____ SOURCE RECORDS
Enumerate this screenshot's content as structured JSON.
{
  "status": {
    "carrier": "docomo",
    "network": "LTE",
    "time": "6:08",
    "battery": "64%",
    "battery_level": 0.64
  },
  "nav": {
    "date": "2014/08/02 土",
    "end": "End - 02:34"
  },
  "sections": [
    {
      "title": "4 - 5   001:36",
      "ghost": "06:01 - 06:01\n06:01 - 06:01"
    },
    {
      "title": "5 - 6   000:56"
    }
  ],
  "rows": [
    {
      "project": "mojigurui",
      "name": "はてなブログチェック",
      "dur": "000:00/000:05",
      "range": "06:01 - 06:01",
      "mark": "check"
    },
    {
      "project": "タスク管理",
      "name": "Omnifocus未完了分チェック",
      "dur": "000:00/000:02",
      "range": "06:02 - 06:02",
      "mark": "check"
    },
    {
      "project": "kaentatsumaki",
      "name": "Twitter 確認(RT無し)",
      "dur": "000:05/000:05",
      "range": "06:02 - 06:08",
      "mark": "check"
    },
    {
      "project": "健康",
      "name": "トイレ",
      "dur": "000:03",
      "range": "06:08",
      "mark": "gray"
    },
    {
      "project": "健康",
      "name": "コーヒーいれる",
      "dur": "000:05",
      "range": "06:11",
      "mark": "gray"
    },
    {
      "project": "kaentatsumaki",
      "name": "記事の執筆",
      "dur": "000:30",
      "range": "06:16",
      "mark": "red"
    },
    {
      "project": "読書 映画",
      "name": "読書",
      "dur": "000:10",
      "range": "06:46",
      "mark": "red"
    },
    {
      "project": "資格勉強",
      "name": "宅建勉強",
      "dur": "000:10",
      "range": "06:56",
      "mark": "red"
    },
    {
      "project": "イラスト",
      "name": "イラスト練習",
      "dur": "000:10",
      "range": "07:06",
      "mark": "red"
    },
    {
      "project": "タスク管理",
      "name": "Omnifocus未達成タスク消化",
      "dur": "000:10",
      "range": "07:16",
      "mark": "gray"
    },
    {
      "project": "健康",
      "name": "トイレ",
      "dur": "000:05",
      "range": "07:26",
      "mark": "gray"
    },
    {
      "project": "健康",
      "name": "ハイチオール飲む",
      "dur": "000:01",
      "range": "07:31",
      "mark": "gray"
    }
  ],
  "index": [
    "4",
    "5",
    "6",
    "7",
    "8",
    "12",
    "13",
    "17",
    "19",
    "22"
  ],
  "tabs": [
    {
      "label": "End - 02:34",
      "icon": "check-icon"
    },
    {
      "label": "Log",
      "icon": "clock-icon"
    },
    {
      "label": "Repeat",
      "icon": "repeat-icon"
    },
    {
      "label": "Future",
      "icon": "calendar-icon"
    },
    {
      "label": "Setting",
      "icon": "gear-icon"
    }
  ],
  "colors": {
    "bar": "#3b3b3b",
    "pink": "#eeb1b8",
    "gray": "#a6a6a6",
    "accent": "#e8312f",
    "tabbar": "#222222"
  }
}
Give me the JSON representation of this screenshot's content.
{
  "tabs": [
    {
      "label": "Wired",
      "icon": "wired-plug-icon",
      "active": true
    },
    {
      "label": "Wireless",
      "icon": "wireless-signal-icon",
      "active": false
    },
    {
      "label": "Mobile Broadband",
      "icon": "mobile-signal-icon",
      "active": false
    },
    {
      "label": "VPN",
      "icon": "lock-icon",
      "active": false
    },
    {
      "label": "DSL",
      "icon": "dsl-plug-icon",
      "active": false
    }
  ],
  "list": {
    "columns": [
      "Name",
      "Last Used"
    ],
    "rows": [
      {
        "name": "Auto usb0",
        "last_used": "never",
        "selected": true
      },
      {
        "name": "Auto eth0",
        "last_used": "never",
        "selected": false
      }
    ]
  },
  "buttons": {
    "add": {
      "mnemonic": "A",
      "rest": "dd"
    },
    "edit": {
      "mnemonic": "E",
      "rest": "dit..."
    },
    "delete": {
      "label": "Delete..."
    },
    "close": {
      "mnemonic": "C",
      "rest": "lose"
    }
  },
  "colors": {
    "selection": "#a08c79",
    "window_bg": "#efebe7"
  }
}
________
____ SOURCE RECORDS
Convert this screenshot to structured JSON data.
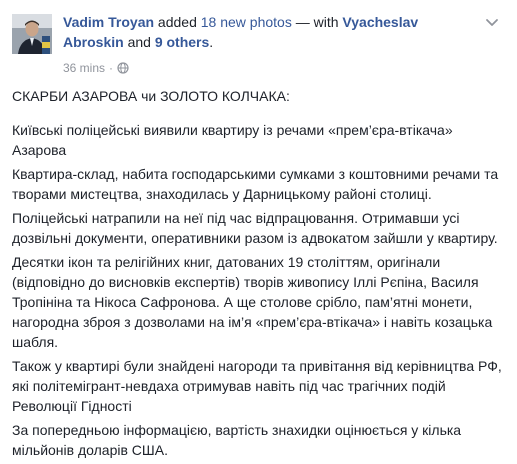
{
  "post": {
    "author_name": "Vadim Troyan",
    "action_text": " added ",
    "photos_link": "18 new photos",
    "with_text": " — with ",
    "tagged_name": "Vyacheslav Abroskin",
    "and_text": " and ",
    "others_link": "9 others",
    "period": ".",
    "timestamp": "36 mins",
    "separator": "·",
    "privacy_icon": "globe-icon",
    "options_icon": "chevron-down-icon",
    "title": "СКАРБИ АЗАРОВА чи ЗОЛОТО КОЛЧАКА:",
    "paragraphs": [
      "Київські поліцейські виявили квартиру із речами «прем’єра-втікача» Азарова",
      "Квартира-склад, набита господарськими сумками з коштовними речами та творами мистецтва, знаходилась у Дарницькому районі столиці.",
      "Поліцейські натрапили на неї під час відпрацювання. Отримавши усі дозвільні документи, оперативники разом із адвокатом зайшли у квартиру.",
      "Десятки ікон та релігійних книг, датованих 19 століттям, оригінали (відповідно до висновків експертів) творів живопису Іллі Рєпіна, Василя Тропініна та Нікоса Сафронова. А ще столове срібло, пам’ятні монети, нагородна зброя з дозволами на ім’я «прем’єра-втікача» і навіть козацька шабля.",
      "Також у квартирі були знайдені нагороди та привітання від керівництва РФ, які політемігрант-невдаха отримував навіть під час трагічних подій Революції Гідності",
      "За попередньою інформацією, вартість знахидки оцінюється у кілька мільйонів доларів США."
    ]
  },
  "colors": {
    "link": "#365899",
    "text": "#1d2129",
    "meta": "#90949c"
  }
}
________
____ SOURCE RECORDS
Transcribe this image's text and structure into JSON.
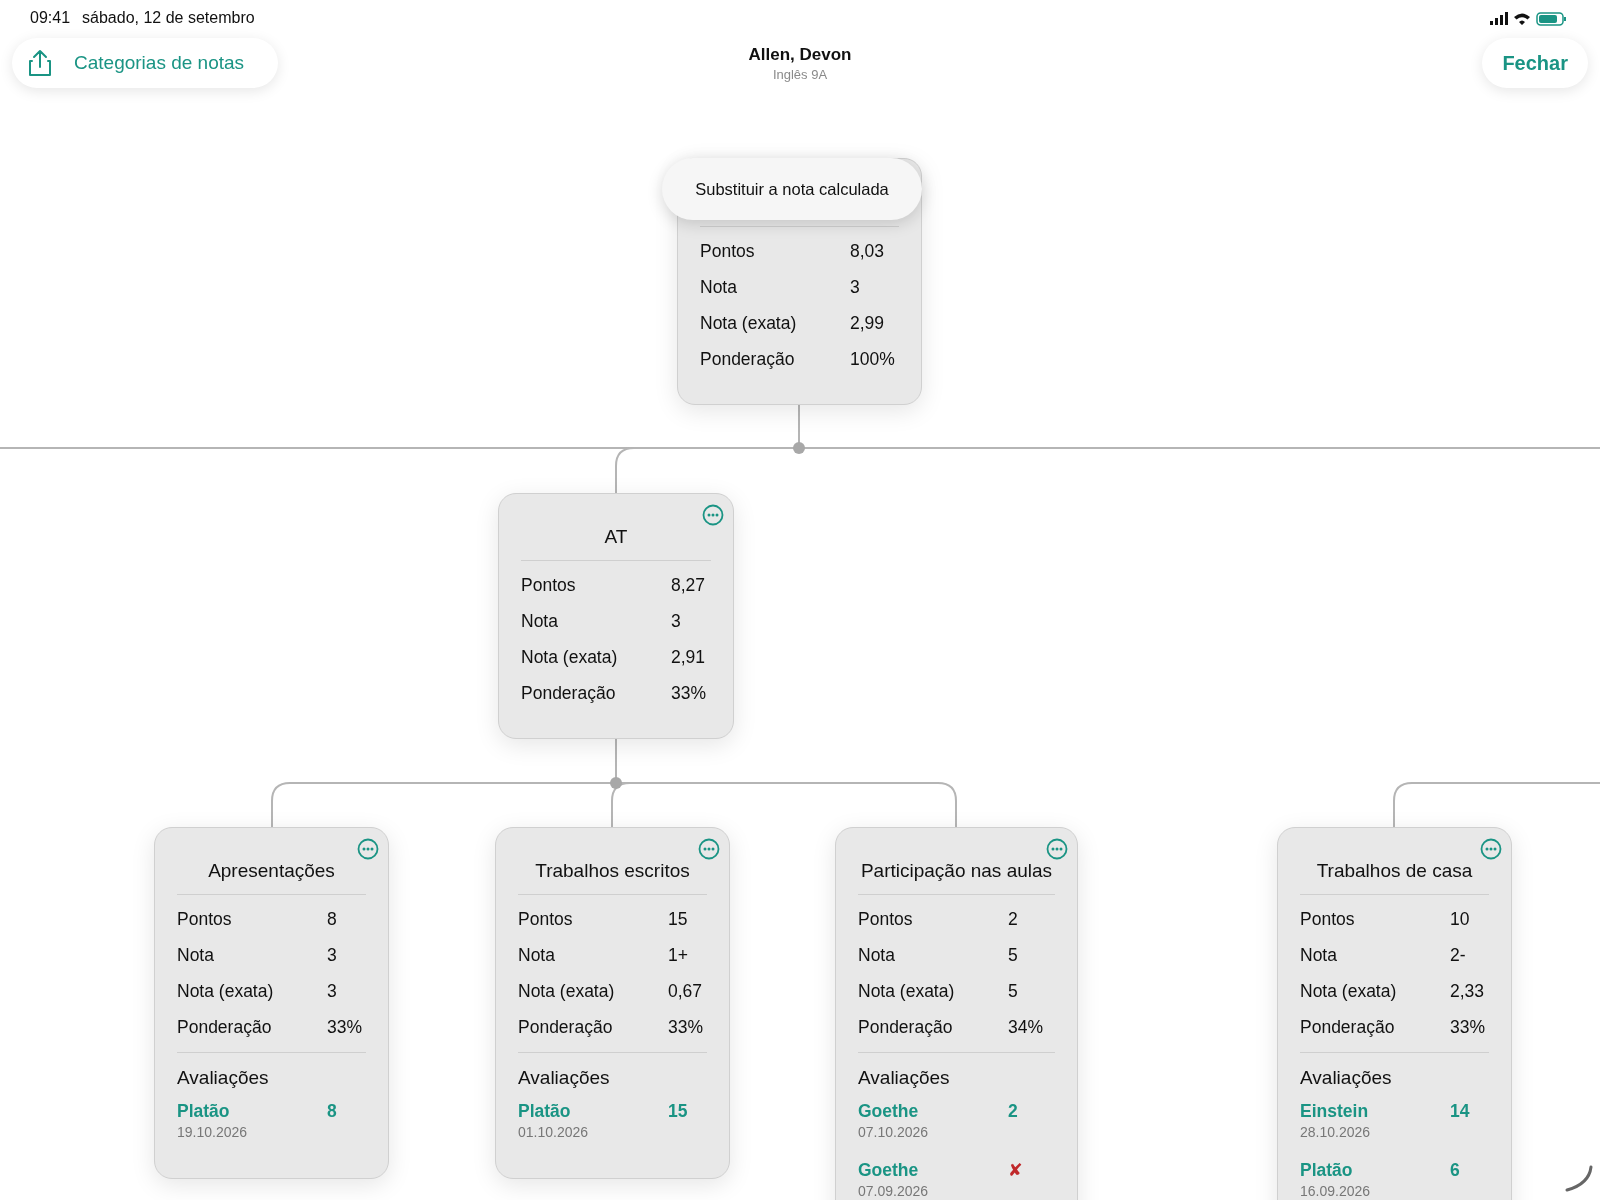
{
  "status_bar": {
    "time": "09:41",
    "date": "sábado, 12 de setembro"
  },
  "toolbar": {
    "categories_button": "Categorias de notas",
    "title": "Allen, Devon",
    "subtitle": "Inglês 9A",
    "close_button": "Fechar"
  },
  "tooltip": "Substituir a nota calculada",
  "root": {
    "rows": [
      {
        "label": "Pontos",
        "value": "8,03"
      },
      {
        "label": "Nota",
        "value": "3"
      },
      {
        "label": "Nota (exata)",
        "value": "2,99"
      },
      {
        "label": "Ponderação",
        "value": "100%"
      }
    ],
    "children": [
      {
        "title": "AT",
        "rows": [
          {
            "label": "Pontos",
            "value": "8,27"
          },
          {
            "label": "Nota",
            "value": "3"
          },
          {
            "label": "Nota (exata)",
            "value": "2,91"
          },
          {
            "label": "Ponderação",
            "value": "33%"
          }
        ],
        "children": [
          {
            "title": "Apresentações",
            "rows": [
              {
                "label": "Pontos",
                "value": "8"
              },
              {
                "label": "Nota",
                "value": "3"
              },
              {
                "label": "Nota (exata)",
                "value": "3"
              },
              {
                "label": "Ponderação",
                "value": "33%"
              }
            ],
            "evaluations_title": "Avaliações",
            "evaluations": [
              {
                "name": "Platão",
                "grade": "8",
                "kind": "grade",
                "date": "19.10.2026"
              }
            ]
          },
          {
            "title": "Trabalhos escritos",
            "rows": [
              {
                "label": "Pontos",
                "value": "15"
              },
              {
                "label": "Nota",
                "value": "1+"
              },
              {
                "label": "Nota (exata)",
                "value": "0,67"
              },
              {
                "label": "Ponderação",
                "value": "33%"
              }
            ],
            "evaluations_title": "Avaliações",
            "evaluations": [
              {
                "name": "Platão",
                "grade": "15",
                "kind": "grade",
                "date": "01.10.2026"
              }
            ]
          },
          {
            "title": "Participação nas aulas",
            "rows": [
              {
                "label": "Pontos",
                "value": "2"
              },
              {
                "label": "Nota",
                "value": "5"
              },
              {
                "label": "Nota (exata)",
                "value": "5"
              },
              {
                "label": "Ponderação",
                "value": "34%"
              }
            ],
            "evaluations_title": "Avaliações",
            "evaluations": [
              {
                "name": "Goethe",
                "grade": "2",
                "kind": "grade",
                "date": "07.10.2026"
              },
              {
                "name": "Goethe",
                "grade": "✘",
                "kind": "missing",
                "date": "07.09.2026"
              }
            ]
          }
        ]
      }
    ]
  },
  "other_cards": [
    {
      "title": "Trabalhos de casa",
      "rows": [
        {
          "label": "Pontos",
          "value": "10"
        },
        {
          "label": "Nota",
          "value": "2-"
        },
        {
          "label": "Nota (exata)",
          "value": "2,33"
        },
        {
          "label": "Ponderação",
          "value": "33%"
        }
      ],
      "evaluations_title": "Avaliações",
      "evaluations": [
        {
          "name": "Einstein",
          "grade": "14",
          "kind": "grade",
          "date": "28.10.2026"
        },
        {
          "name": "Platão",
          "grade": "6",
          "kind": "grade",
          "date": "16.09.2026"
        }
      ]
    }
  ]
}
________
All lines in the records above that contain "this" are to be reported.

Enumerate this screenshot's content as structured JSON.
Give me the JSON representation of this screenshot's content.
Convert this screenshot to structured JSON data.
Transcribe this image's text and structure into JSON.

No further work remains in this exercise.